(WHAT YOU NEED TO DO) Each line with the word "accent" must appear in the answer, copied from the records.

(Excerpts from an interface dataset)
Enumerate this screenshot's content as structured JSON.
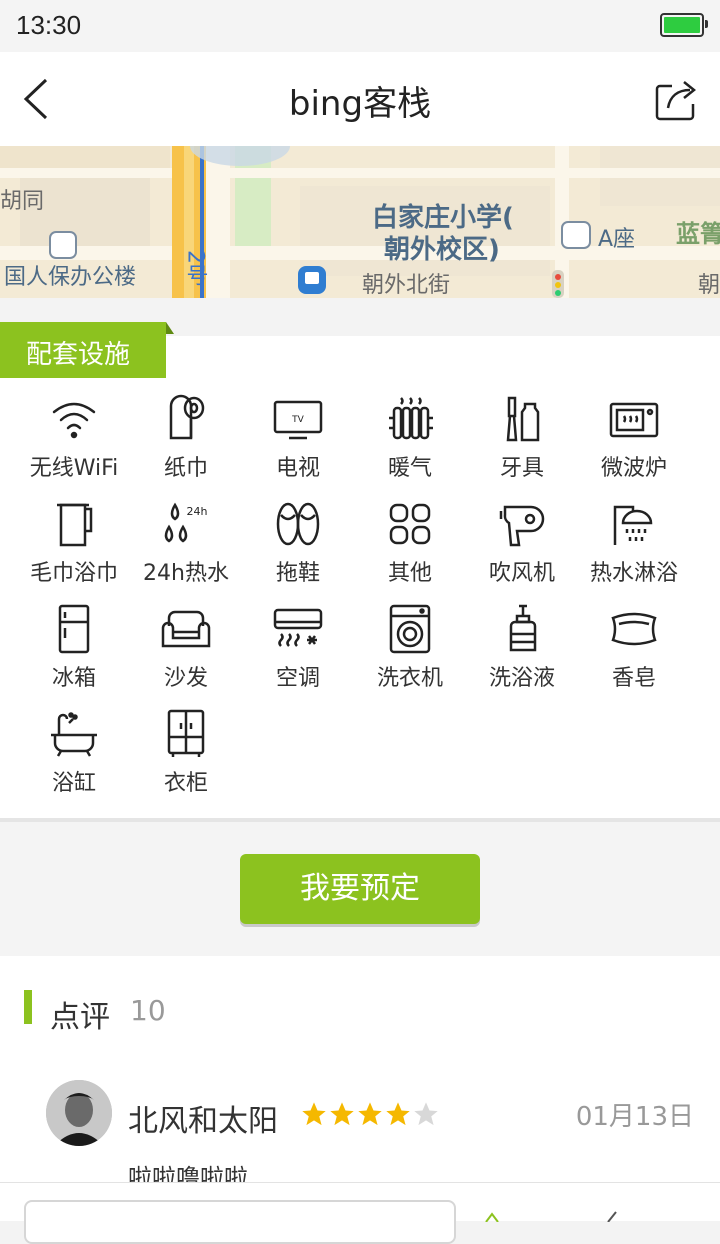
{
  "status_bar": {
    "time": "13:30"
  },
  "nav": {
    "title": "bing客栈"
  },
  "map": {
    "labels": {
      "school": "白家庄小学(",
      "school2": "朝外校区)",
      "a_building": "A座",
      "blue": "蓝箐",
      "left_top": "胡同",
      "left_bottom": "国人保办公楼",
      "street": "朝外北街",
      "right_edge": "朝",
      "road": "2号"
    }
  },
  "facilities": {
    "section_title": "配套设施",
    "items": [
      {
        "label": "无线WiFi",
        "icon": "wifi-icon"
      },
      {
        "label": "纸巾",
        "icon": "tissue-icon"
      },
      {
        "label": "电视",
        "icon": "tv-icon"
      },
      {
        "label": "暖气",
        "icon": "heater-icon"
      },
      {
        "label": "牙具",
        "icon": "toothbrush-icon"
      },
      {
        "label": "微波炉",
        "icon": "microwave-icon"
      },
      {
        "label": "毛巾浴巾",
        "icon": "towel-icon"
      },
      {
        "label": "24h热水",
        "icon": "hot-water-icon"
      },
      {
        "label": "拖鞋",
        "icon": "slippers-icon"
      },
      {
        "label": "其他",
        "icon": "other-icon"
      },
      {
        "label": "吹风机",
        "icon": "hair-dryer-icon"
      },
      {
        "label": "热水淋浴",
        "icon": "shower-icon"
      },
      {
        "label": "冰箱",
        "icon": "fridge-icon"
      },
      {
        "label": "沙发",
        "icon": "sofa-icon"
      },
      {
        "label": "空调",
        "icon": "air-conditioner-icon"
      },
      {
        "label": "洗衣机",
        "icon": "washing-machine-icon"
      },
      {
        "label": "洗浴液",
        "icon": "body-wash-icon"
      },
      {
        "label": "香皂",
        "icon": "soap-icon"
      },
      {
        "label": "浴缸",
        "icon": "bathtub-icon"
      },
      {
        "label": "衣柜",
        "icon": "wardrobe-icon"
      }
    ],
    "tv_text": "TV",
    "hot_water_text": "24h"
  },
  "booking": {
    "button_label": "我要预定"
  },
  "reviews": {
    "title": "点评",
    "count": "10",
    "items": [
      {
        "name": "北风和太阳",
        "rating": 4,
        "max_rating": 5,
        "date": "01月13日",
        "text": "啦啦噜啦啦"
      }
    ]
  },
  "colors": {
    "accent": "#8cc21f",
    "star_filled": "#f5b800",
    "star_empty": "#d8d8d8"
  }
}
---
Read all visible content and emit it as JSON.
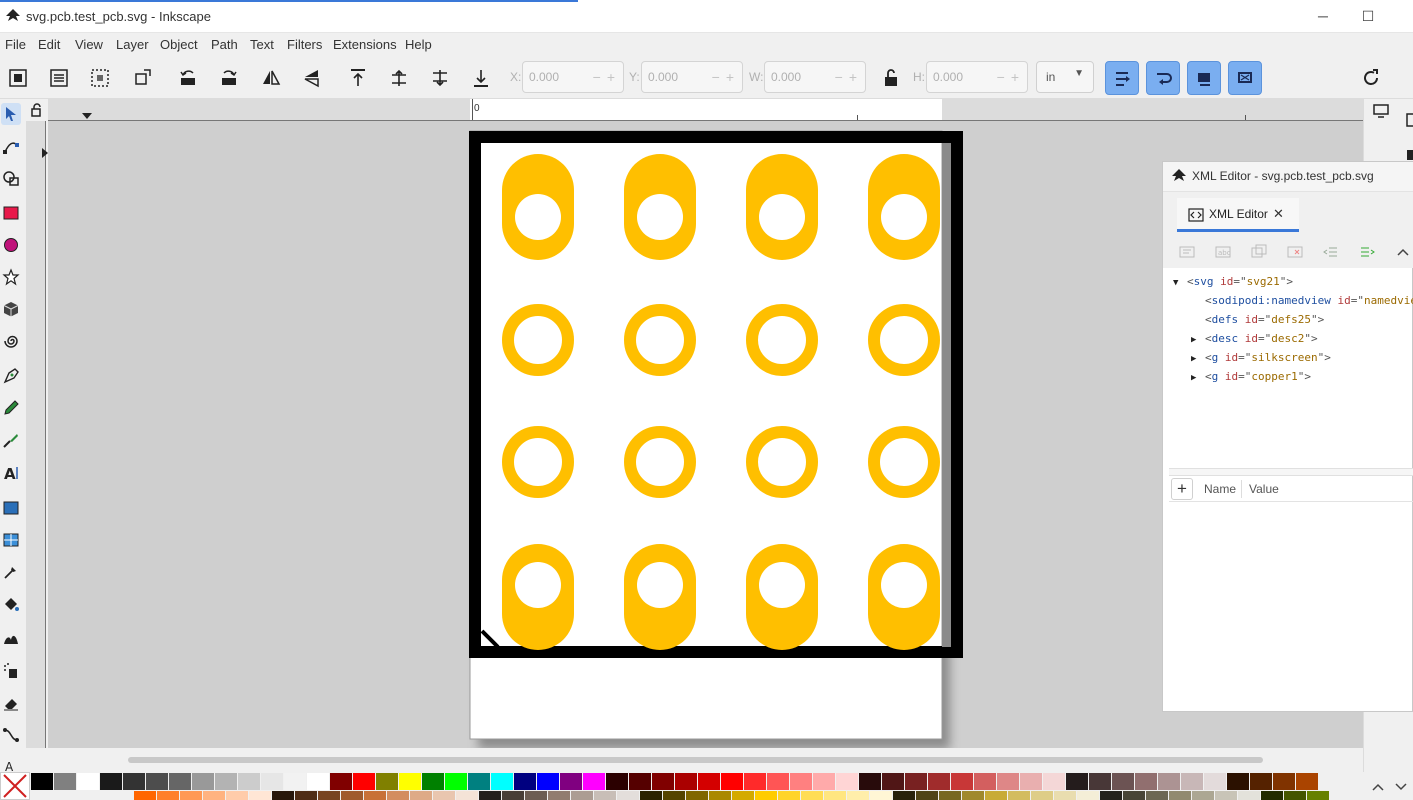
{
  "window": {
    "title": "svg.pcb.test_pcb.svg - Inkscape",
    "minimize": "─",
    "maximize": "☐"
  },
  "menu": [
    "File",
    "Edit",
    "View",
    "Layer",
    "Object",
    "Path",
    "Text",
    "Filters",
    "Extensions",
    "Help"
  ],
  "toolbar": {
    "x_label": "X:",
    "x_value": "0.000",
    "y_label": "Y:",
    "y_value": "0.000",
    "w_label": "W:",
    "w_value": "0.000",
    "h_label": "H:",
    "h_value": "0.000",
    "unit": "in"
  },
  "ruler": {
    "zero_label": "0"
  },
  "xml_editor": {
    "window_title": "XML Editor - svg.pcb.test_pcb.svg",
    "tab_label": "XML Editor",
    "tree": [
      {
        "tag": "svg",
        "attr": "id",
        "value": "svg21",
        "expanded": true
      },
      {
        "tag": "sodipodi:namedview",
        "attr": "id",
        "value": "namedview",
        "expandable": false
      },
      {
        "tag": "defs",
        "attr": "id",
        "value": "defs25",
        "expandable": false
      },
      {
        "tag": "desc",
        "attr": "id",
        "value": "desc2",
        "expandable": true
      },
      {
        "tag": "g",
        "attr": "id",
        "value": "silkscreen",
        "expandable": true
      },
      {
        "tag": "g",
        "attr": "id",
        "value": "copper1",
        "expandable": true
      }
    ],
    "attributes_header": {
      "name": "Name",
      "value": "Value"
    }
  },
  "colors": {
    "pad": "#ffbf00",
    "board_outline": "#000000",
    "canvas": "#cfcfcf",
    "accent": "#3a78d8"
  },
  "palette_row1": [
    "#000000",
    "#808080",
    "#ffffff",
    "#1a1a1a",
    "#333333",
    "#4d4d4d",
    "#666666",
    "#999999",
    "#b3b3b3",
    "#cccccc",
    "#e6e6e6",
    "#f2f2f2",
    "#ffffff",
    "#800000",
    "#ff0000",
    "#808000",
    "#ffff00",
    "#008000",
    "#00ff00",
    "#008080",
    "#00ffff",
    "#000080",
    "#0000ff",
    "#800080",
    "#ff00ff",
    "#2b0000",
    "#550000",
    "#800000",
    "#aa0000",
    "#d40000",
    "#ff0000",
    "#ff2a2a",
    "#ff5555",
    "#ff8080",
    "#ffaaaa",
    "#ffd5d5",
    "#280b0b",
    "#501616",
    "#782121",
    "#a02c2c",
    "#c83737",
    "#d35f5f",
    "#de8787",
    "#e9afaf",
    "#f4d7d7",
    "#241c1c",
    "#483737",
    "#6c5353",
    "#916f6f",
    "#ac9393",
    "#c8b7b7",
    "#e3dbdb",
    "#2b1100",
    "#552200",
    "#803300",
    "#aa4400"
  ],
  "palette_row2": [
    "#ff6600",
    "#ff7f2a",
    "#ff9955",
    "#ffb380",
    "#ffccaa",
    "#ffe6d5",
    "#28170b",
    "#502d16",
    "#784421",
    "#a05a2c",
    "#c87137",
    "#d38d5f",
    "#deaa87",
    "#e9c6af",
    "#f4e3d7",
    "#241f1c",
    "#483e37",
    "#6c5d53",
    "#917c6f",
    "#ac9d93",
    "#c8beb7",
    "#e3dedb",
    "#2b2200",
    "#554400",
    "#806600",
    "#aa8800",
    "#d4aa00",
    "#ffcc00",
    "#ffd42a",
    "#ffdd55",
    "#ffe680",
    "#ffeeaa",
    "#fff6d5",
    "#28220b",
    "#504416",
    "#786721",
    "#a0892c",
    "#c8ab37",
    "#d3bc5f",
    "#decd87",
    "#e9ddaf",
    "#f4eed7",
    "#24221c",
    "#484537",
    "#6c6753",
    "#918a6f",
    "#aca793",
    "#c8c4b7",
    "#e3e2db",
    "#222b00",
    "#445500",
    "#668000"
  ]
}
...
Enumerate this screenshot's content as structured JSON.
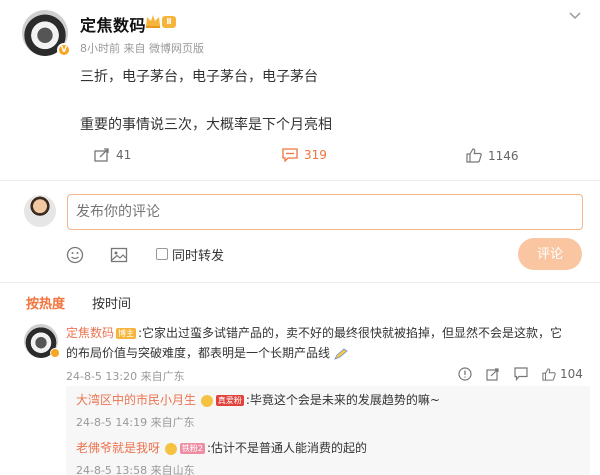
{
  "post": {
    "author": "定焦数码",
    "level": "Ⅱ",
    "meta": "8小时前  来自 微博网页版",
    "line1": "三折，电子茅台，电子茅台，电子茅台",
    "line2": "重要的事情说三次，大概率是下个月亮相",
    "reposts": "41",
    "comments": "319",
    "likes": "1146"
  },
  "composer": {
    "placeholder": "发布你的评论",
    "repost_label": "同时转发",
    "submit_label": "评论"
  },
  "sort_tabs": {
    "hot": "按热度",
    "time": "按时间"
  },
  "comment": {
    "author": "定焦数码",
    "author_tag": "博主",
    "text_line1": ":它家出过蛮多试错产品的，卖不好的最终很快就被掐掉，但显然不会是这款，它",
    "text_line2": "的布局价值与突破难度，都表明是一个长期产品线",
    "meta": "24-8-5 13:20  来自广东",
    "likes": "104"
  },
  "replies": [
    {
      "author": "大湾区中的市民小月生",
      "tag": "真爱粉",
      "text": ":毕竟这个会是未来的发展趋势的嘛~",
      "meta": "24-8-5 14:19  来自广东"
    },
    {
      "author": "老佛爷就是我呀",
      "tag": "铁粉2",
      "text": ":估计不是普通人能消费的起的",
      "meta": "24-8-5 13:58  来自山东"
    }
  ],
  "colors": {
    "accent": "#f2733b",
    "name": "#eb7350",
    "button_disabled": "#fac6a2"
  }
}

(ANSWER TO THIS PROBLEM)
    "accent": "#8cc21f",
    "accent": "#3a78d8"
    "accent": "#f2733b",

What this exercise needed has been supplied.